The car ferry left just five minutes later, with a jolt I couldn’t fail to notice.
Riding to Phuket
Motorcycles were the first to start driving off the car ferry just 15 minutes later. I studied the mainland’s scenery when we arrived. Its coast at Hua Hin Pier, which isn’t near Hua Hin, is flanked by mangroves and the sea is murky. The landscape around it is hilly and green, and the houses in the small fishing villages with their tin roofs were just as modest as those in Koh Lanta.
“Change bus na kap,” said the driver a moment later. I was happy to do so, because the minivan’s AC was in need of improvement. “Sir,” the guy said and pointed to a slightly bigger bus when he saw me taking notes. The driver was kind enough to help a woman carry her bags onto this 20-seater, and it was still the same guy as on the first part of this journey.
The AC of this bus was working properly; I loved the cool stream of air. The interior was spotless and the seats were even comfier than the first minibus’.
“Doo-doo-doo,” the driver honked briefly three times, then drove off at 8:56 am, just five minutes after we’d arrived. I drew the curtain as the sun blinded me, grabbed for the earbuds and listened to MP3.
Just a few minutes later, the driver stopped; the automatic door opened, and a 20-something local carrying a backpack entered the bus and took a seat. At 9:05, he stopped again, and I had an inkling as to why. In Thailand, it’s common for bus drivers to pick up and deliver packages along the way, and now was no exception.
At 9:24 am, he stopped again to collect some more parcels.

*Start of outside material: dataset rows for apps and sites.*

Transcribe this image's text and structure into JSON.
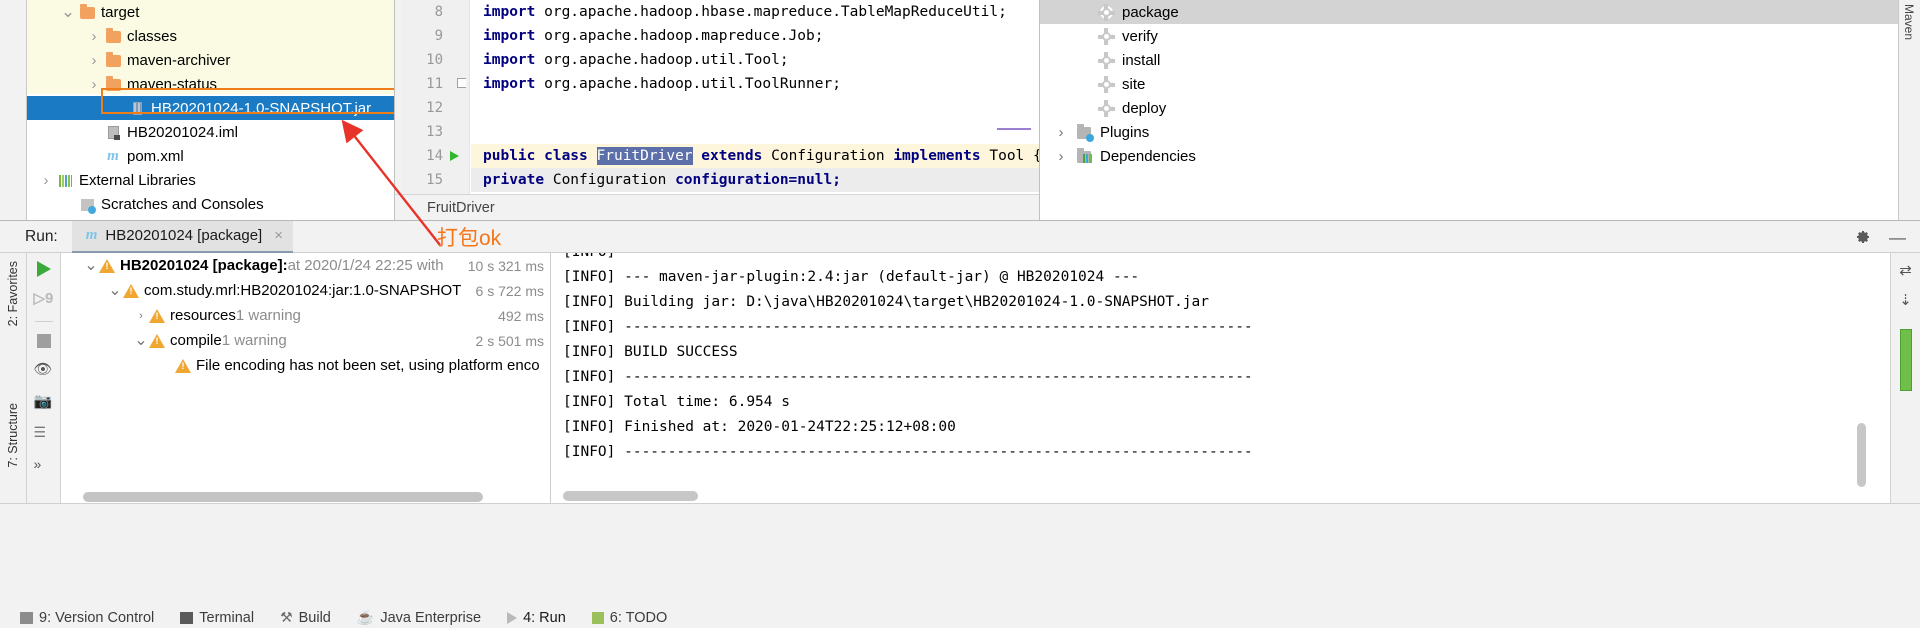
{
  "project_tree": {
    "items": [
      {
        "twisty": "v",
        "icon": "folder-icon",
        "label": "target",
        "indent": 50,
        "highlight": true,
        "selected": false
      },
      {
        "twisty": ">",
        "icon": "folder-icon",
        "label": "classes",
        "indent": 76,
        "highlight": true,
        "selected": false
      },
      {
        "twisty": ">",
        "icon": "folder-icon",
        "label": "maven-archiver",
        "indent": 76,
        "highlight": true,
        "selected": false
      },
      {
        "twisty": ">",
        "icon": "folder-icon",
        "label": "maven-status",
        "indent": 76,
        "highlight": true,
        "selected": false
      },
      {
        "twisty": "",
        "icon": "jar-icon",
        "label": "HB20201024-1.0-SNAPSHOT.jar",
        "indent": 100,
        "highlight": false,
        "selected": true
      },
      {
        "twisty": "",
        "icon": "iml-icon",
        "label": "HB20201024.iml",
        "indent": 76,
        "highlight": false,
        "selected": false
      },
      {
        "twisty": "",
        "icon": "maven-m-icon",
        "label": "pom.xml",
        "indent": 76,
        "highlight": false,
        "selected": false
      },
      {
        "twisty": ">",
        "icon": "libraries-icon",
        "label": "External Libraries",
        "indent": 28,
        "highlight": false,
        "selected": false
      },
      {
        "twisty": "",
        "icon": "scratches-icon",
        "label": "Scratches and Consoles",
        "indent": 50,
        "highlight": false,
        "selected": false
      }
    ]
  },
  "editor": {
    "lines": [
      {
        "no": "8",
        "segments": [
          {
            "t": "import",
            "c": "kw"
          },
          {
            "t": " org.apache.hadoop.hbase.mapreduce.TableMapReduceUtil;",
            "c": "plain"
          }
        ],
        "highlight": "none",
        "gutter": ""
      },
      {
        "no": "9",
        "segments": [
          {
            "t": "import",
            "c": "kw"
          },
          {
            "t": " org.apache.hadoop.mapreduce.Job;",
            "c": "plain"
          }
        ],
        "highlight": "none",
        "gutter": ""
      },
      {
        "no": "10",
        "segments": [
          {
            "t": "import",
            "c": "kw"
          },
          {
            "t": " org.apache.hadoop.util.Tool;",
            "c": "plain"
          }
        ],
        "highlight": "none",
        "gutter": ""
      },
      {
        "no": "11",
        "segments": [
          {
            "t": "import",
            "c": "kw"
          },
          {
            "t": " org.apache.hadoop.util.ToolRunner;",
            "c": "plain"
          }
        ],
        "highlight": "none",
        "gutter": "fold"
      },
      {
        "no": "12",
        "segments": [],
        "highlight": "none",
        "gutter": ""
      },
      {
        "no": "13",
        "segments": [],
        "highlight": "none",
        "gutter": ""
      },
      {
        "no": "14",
        "segments": [
          {
            "t": "public class ",
            "c": "kw"
          },
          {
            "t": "FruitDriver",
            "c": "ident-hl"
          },
          {
            "t": " ",
            "c": "plain"
          },
          {
            "t": "extends",
            "c": "kw"
          },
          {
            "t": " Configuration ",
            "c": "plain"
          },
          {
            "t": "implements",
            "c": "kw"
          },
          {
            "t": " Tool {",
            "c": "plain"
          }
        ],
        "highlight": "yellow",
        "gutter": "run"
      },
      {
        "no": "15",
        "segments": [
          {
            "t": "    private",
            "c": "kw"
          },
          {
            "t": " Configuration ",
            "c": "plain"
          },
          {
            "t": "configuration=null;",
            "c": "kw"
          }
        ],
        "highlight": "grey",
        "gutter": ""
      }
    ],
    "breadcrumb": "FruitDriver"
  },
  "maven": {
    "items": [
      {
        "twisty": "",
        "icon": "gear-icon",
        "label": "package",
        "selected": true
      },
      {
        "twisty": "",
        "icon": "gear-icon",
        "label": "verify",
        "selected": false
      },
      {
        "twisty": "",
        "icon": "gear-icon",
        "label": "install",
        "selected": false
      },
      {
        "twisty": "",
        "icon": "gear-icon",
        "label": "site",
        "selected": false
      },
      {
        "twisty": "",
        "icon": "gear-icon",
        "label": "deploy",
        "selected": false
      },
      {
        "twisty": ">",
        "icon": "plugins-icon",
        "label": "Plugins",
        "selected": false
      },
      {
        "twisty": ">",
        "icon": "dependencies-icon",
        "label": "Dependencies",
        "selected": false
      }
    ],
    "rail_label": "Maven"
  },
  "run_window": {
    "label": "Run:",
    "tab_title": "HB20201024 [package]",
    "tab_close": "×",
    "minimize": "—",
    "side_rail_favorites": "2: Favorites",
    "side_rail_structure": "7: Structure",
    "tree": [
      {
        "indent": 22,
        "twisty": "v",
        "warn": true,
        "bold": "HB20201024 [package]:",
        "rest": " at 2020/1/24 22:25 with ",
        "time": "10 s 321 ms"
      },
      {
        "indent": 46,
        "twisty": "v",
        "warn": true,
        "bold": "",
        "rest": "com.study.mrl:HB20201024:jar:1.0-SNAPSHOT",
        "time": "6 s 722 ms"
      },
      {
        "indent": 72,
        "twisty": ">",
        "warn": true,
        "bold": "",
        "rest": "resources",
        "dim": " 1 warning",
        "time": "492 ms"
      },
      {
        "indent": 72,
        "twisty": "v",
        "warn": true,
        "bold": "",
        "rest": "compile",
        "dim": " 1 warning",
        "time": "2 s 501 ms"
      },
      {
        "indent": 98,
        "twisty": "",
        "warn": true,
        "bold": "",
        "rest": "File encoding has not been set, using platform enco",
        "time": ""
      }
    ],
    "console": [
      "[INFO]",
      "[INFO] --- maven-jar-plugin:2.4:jar (default-jar) @ HB20201024 ---",
      "[INFO] Building jar: D:\\java\\HB20201024\\target\\HB20201024-1.0-SNAPSHOT.jar",
      "[INFO] ------------------------------------------------------------------------",
      "[INFO] BUILD SUCCESS",
      "[INFO] ------------------------------------------------------------------------",
      "[INFO] Total time:  6.954 s",
      "[INFO] Finished at: 2020-01-24T22:25:12+08:00",
      "[INFO] ------------------------------------------------------------------------"
    ]
  },
  "annotation": {
    "text": "打包ok",
    "color": "#f4761a"
  },
  "status_bar": {
    "items": [
      {
        "label": "9: Version Control",
        "icon": "version-control-icon"
      },
      {
        "label": "Terminal",
        "icon": "terminal-icon"
      },
      {
        "label": "Build",
        "icon": "build-icon"
      },
      {
        "label": "Java Enterprise",
        "icon": "java-enterprise-icon"
      },
      {
        "label": "4: Run",
        "icon": "run-icon",
        "active": true
      },
      {
        "label": "6: TODO",
        "icon": "todo-icon"
      }
    ]
  }
}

I didn’t really mind, until a silvery bag wafted an offensive fish smell towards me. My bad! I had chosen to sit in the back of the bus.
A while later, somebody must’ve perceived it too and covered up what reeked like three-day-old kod with Siang Pure Oil.
At 10:15 am, we arrived at Krabi’s bus terminal where more local travelers joined us. I used the five-minute stop to leak the lizard. The toilet there cost three baht. When I came back, the minibus was full. Luckily, my neighbor’s perfume smelled nice (sarcasm off!). Here, a guy in a white uniform checked whether people had fastened their seat belts and reminded offenders, including me, to do so. It made sense. The way he was wearing his mask, not even covering his mouth, however, did not make sense.
Enjoying the last leg of the journey
At 10:55 am, the driver stopped to gas the car, but not to let people relieve themselves.
Approaching Phang-Nga Bay, listening to the squeaking sounds of Styrofoam packages rubbing against each other, I loved the sight of limestone rocks. They towered behind shacks and tin huts on stilts that intermingled with golden dome mosques and jewel-encrusted temples. It was a change of scene after palm and rubber tree forests had rolled past endlessly.
At 12:40 pm, people had to get off the bus at Phuket’s border-like checkpoint for the sake of temperature checks. Also, everyone had to jot down their name and phone number or check in via app.
50 minutes later, the driver pulled into Phuket’s bus station 1, and said, “last stop kap.”
What stops is he referring to? I was wondering, and set out to visit the sea gypsies at Phuket’s Rawai Beach to see how they were faring.